Energy democracy entails increased citizen participation in and control of energy sector activities (Szulecki, 2018; van Veelen & van der Horst, 2018). Recent research highlights how democratic innovations from citizens policy forums to direct asset ownership and control in ‘community power’ may contribute to much needed energy transitions away from fossil fuels and contribute to addressing the current global climate crisis. However, much of this research to date has taken place in either Western European contexts, and has largely focused on renewable power generation projects in settings with strong (if variable) policy support. A more critical scholarship has also emerged as to whether benefits in theory translate in practice, and travel across contexts (Berka and Creamer 2018). In this talk I examine the promise of energy democracy in Aotearoa New Zealand, a country that already has a significant share of energy from renewable sources at 83%, but faces significant challenges in addressing issues of energy poverty and energy system transformation in distribution, storage and energy efficiency. New Zealand also provides a useful case for understanding the unique role that local energy democracy may play in contexts which lack or lose policy support, and those where postcolonial struggles for indigenous sovereignty feature prominently.


Dr Julie MacArthur is a Senior Lecturer in Politics and International Relations and the Master of Public Policy program at the University of Auckland where she teaches environmental politics and public policy. She is the author of Empowering Electricity: Co-operatives, Sustainability and Power Sector Reform in Canada (UBC Press, 2016), as well more than 20 articles and book chapters on energy democracy, participatory environmental governance, and comparative energy policy. Dr MacArthur has won SSHRC and RSNZ Marsden Fund grants for her research on the contribution of community energy initiatives to climate change mitigation and local development, as well as an Early Career Research Excellence Award from the University of Auckland to study the role of women in New Zealand’s energy transition. Julie is currently a research associate with the University of Auckland’s Energy Centre and its Public Policy Institute and is a steering committee member of the Women and Inclusivity in Sustainable Energy Research (WISER) network.

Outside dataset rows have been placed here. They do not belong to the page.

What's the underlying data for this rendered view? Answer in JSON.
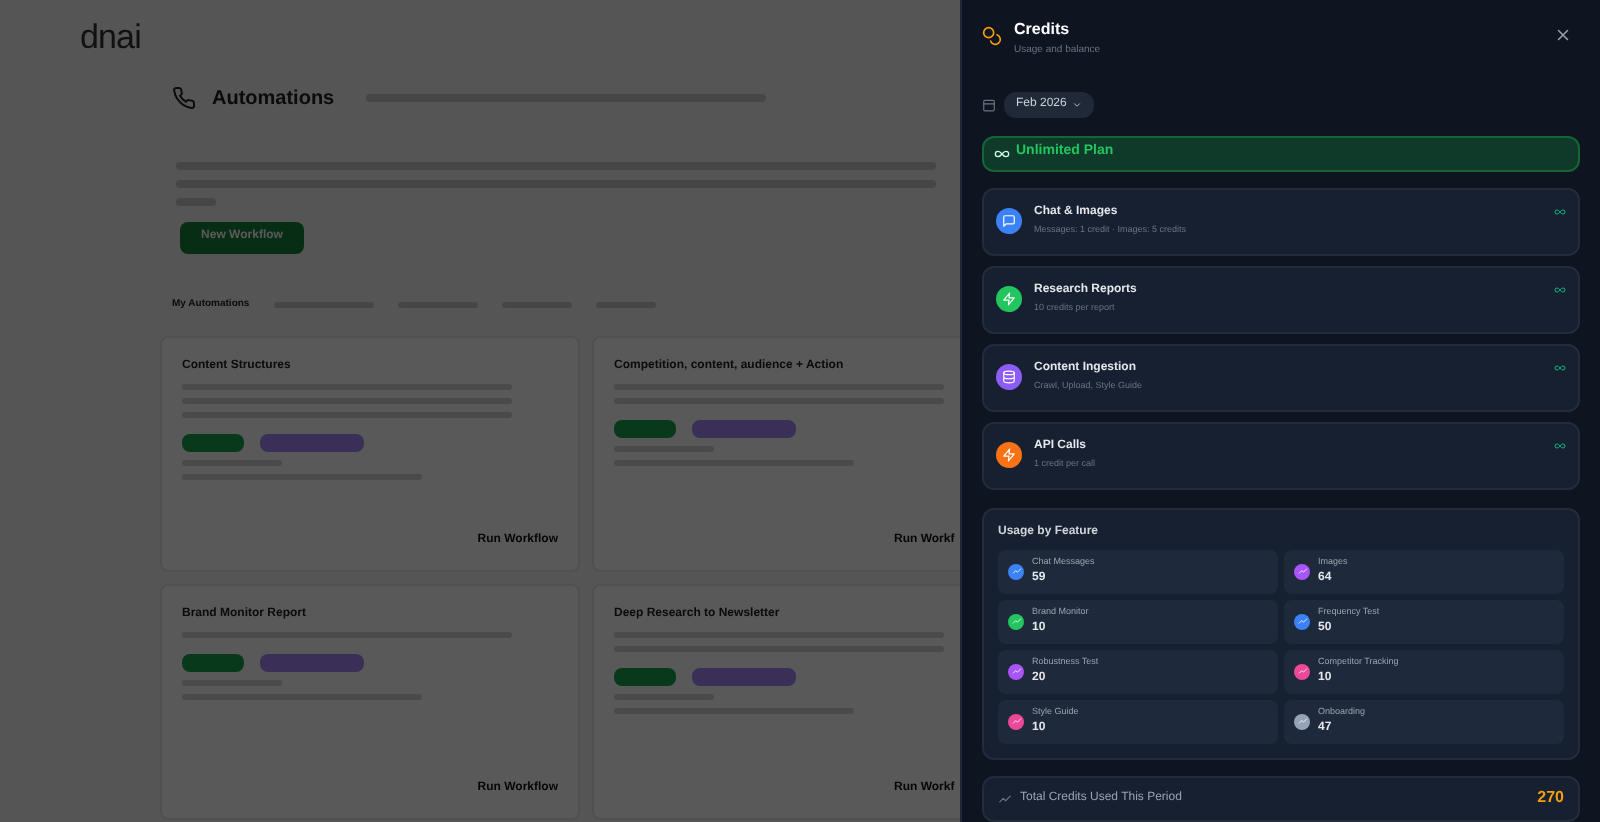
{
  "background_page": {
    "logo": "dnai",
    "header": {
      "title": "Automations"
    },
    "new_button": "New Workflow",
    "tabs": [
      {
        "label": "My Automations",
        "selected": true
      }
    ],
    "cards": [
      {
        "title": "Content Structures",
        "run": "Run Workflow"
      },
      {
        "title": "Competition, content, audience + Action",
        "run": "Run Workf"
      },
      {
        "title": "Brand Monitor Report",
        "run": "Run Workflow"
      },
      {
        "title": "Deep Research to Newsletter",
        "run": "Run Workf"
      }
    ]
  },
  "drawer": {
    "title": "Credits",
    "subtitle": "Usage and balance",
    "period": "Feb 2026",
    "plan": "Unlimited Plan",
    "costs": [
      {
        "name": "Chat & Images",
        "detail": "Messages: 1 credit · Images: 5 credits",
        "color": "#3b82f6"
      },
      {
        "name": "Research Reports",
        "detail": "10 credits per report",
        "color": "#22c55e"
      },
      {
        "name": "Content Ingestion",
        "detail": "Crawl, Upload, Style Guide",
        "color": "#8b5cf6"
      },
      {
        "name": "API Calls",
        "detail": "1 credit per call",
        "color": "#f97316"
      }
    ],
    "usage_title": "Usage by Feature",
    "usage": [
      {
        "name": "Chat Messages",
        "value": "59",
        "color": "#3b82f6"
      },
      {
        "name": "Images",
        "value": "64",
        "color": "#a855f7"
      },
      {
        "name": "Brand Monitor",
        "value": "10",
        "color": "#22c55e"
      },
      {
        "name": "Frequency Test",
        "value": "50",
        "color": "#3b82f6"
      },
      {
        "name": "Robustness Test",
        "value": "20",
        "color": "#a855f7"
      },
      {
        "name": "Competitor Tracking",
        "value": "10",
        "color": "#ec4899"
      },
      {
        "name": "Style Guide",
        "value": "10",
        "color": "#ec4899"
      },
      {
        "name": "Onboarding",
        "value": "47",
        "color": "#94a3b8"
      }
    ],
    "total_label": "Total Credits Used This Period",
    "total": "270"
  }
}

By: Francisco Dominguez
Last updated: Tuesday, 26 November 2019